Some of the city’s first “floor shows”, as they were known then, were staged at Eros cinema’s classy top-floor restaurant, where European cabaret troupes entertained homesick GIs stationed here during the war. The cabaret would almost always be one part of an evening’s programme; a feature film, a set by a live band and a dog show were among the other features.
From the middle to the late 1960s, the city’s most classy nightclub, the original Blue Nile located at 35, New Marine Lines, hosted a formidable line-up of striptease artists from Calcutta, but none more popular than sassy Anglo-Burmese siren, Tamiko the Tomato, renowned for her humour and jiggling bosom. Some Mumbai’s most prominent and well-heeled citizens attended these shows (at Rs 50 a pop, it was clearly off limits to most) and since it was the prohibition era, Blue Nile’s guests had to settle for sipping cups of espresso, which was widely considered the height of sophistication at the time. Other venues with regular cabaret shows included the Ritz Hotel’s ultra-exclusive Little Hut as well as the Ambassador Hotel, then owned by the flamboyant Greek bon vivant, Jack Voyantzis, often seen with an attractive female on his arm and a giant Cuban wedged in his mouth.
Even the Indian state acknowledged the value of these performances and through the 1970s, there were innumerable Indo-Turkish cultural exchange performances that brought some of the best belly dancers in the Mediterranean for ticketed shows open to the public at mainstream venues like the Birla Matushree Hall. Not surprisingly, these performances were immensely popular, though the audience would also have to first endure a yawn-inducing lecture on Indo-Turkish cooperation, not to mention a never-ending series of speeches with bureaucrats singing paeans to everlasting Indo-Turkish friendship.
By the late 1970s, a striptease venue in Colaba, also called Blue Nile, sprung into prominence hosting several performances daily and charging customers Rs 150 for each show.
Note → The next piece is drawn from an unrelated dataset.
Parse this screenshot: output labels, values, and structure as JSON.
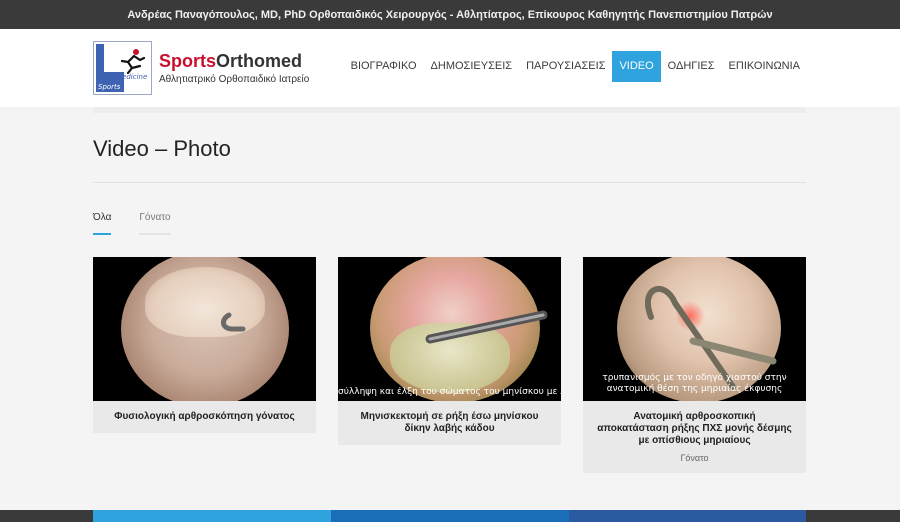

No alcohol was served and to project an impression of absolute legality, a large sign greeted patrons as they entered the club: “Under BMC rules drinking water shall be supplied.”
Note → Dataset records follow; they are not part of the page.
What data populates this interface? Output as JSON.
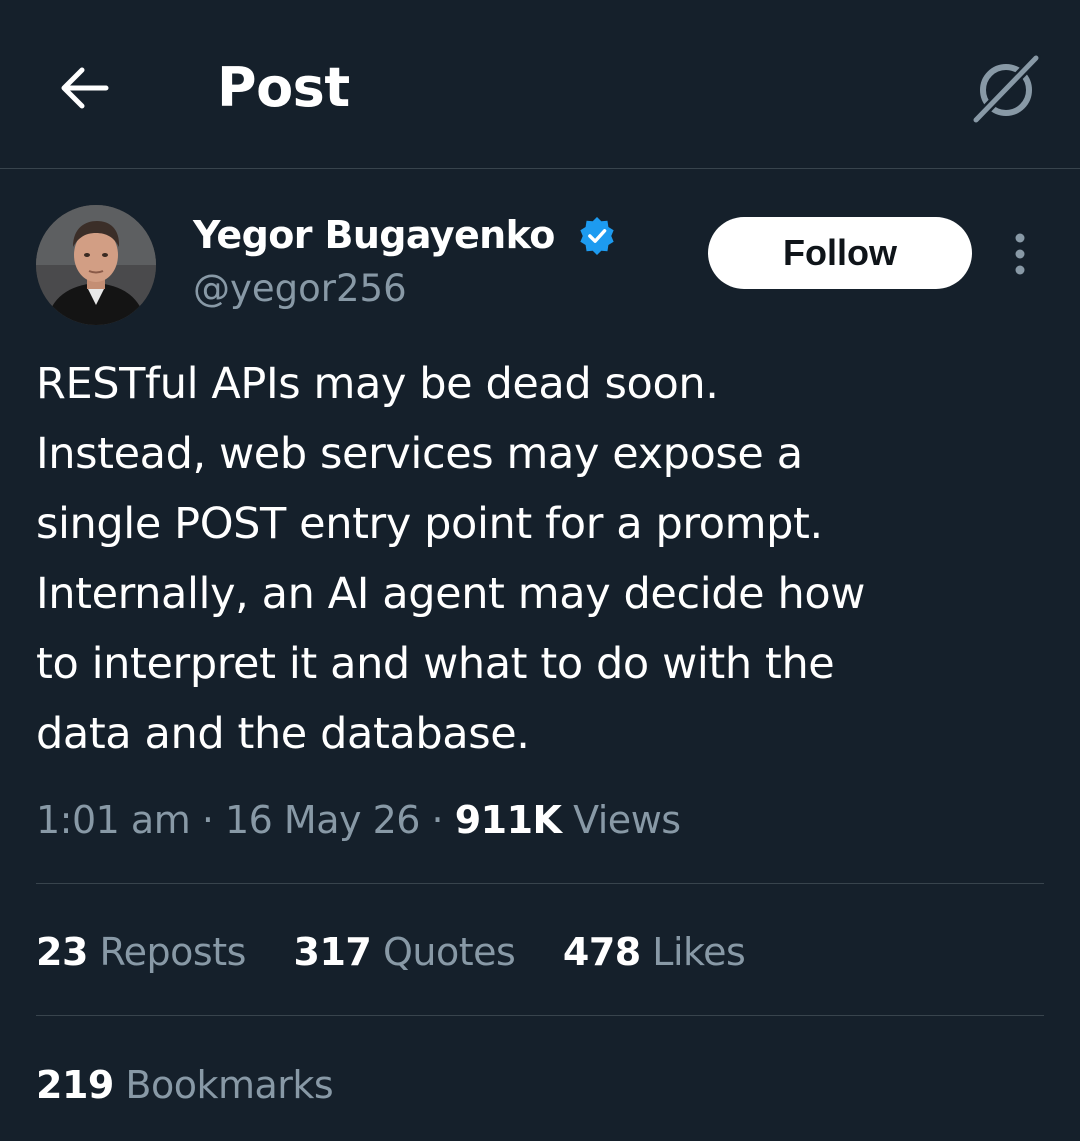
{
  "header": {
    "title": "Post",
    "back_icon": "arrow-left-icon",
    "grok_icon": "grok-icon"
  },
  "author": {
    "name": "Yegor Bugayenko",
    "handle": "@yegor256",
    "verified_icon": "verified-badge-icon",
    "verified_color": "#1d9bf0"
  },
  "actions": {
    "follow_label": "Follow",
    "more_icon": "more-vertical-icon"
  },
  "post": {
    "lines": [
      "RESTful APIs may be dead soon.",
      "Instead, web services may expose a",
      "single POST entry point for a prompt.",
      "Internally, an AI agent may decide how",
      "to interpret it and what to do with the",
      "data and the database."
    ],
    "time": "1:01 am",
    "date": "16 May 26",
    "separator": "·",
    "views_count": "911K",
    "views_label": "Views"
  },
  "stats": {
    "reposts_count": "23",
    "reposts_label": "Reposts",
    "quotes_count": "317",
    "quotes_label": "Quotes",
    "likes_count": "478",
    "likes_label": "Likes",
    "bookmarks_count": "219",
    "bookmarks_label": "Bookmarks"
  },
  "colors": {
    "background": "#15202b",
    "secondary_text": "#8899a6",
    "divider": "#38444d"
  }
}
Blue Nile’s management fought tooth-and-nail to remain open, scoring a major court victory over the Mumbai Police (after that, it famously became the only Colaba nightstop exempt from paying hafta). But a series of high-profile raids in the late 1990s broke the back of Mumbai’s last striptease venue, and was finally shuttered two years ago. It has since been converted into a swish bakery.
At the moment, there are no cabaret shows in the city. Until two weeks ago, the closest thing available was a performance by a pole dancer from Belarus at The Orchid in Santa Cruz. But the show has been temporarily discontinued. “With dance bars being such a hot issue at the moment we’ve decided to wait and watch the situation before we decid to bring her back,” says the hotel’s F & B manager. “For the time being we’ve sent the dancer to Mauritius.”